Pacific Northwest favorite Burgerville, opened in 1961 by founder George Propstra, has been the battleground for a contentious union fight between ownership and staff for the past five years. Workers saw victories when the Burgerville Workers Union formed in 2018 and secured its first contract in 2021 with the company. But that agreement expired in May 2023, and, since then, the union has been working to negotiate a new contract.

Now, the union claims that Burgerville’s leadership team is not only stalling negotiations but retaliating against staff. According to the Portland Mercury, the union has filed 10 unfair labor practice (ULP) suits with the National Labor Relations Board (NLRB) since the start of the year. Burgerville representatives declined to comment to the Mercury on the NLRB complaints, but stated that the company is “committed to bargaining in good faith with the union.”

When the workers won their contract in 2021, Burgerville workers became the first fast food employees ever protected by a collective bargaining agreement. But, the Mercury reports, workers throughout the five unionized stores in the Portland metropolitan area claim they’ve faced bad faith negotiating with Burgerville and allege the company hired new workers at a much higher pay rate than unionized workers in anticipation of a strike, held on July 28. Workers who participated in a July strike further claim that they were locked out of the location and their shifts were “canceled” — a potential violation of labor law. Organizers say they’ve also observed the company offering better staff meal rates and hours to non-unionized stores in 2023.

In the current round of negotiations, before conversations stalled, workers were pushing for higher wages and increased meal allowances, among other workplace protections. Organizers hope that a ruling from the NLRB will push management back to the bargaining table.

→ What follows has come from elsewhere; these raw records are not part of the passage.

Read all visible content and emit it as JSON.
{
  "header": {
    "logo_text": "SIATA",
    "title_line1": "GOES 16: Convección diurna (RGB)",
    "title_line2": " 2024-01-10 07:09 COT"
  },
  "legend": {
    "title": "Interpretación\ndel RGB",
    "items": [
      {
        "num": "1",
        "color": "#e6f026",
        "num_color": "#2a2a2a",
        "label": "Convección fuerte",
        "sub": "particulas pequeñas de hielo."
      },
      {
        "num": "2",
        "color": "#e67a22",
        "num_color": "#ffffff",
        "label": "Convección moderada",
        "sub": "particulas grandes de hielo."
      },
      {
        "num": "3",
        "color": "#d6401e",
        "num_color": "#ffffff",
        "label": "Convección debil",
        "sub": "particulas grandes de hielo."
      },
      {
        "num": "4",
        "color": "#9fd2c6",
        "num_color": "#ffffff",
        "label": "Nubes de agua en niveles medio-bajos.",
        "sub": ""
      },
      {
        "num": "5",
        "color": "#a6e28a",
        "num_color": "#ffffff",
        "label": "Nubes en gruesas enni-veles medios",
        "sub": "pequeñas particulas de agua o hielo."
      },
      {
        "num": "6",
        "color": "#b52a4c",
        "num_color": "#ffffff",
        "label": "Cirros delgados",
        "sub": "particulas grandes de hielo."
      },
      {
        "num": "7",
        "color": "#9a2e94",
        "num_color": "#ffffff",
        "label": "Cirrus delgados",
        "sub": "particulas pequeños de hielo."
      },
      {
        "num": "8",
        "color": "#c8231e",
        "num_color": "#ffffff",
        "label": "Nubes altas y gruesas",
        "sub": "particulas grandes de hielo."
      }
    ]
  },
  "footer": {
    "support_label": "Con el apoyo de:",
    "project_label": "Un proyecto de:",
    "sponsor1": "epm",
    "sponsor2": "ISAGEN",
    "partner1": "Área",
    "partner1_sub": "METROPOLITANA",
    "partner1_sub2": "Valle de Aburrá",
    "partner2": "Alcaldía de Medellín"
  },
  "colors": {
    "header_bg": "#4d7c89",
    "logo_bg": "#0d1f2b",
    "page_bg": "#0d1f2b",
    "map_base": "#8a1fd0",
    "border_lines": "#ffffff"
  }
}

No matter the outcome, Burgerville is among a growing cohort of United States service workers demanding better pay and working conditions. In the food sector, a few major players include Starbucks Workers United and the state of California itself, the first state to create a fast food council through its FAST Recovery Act.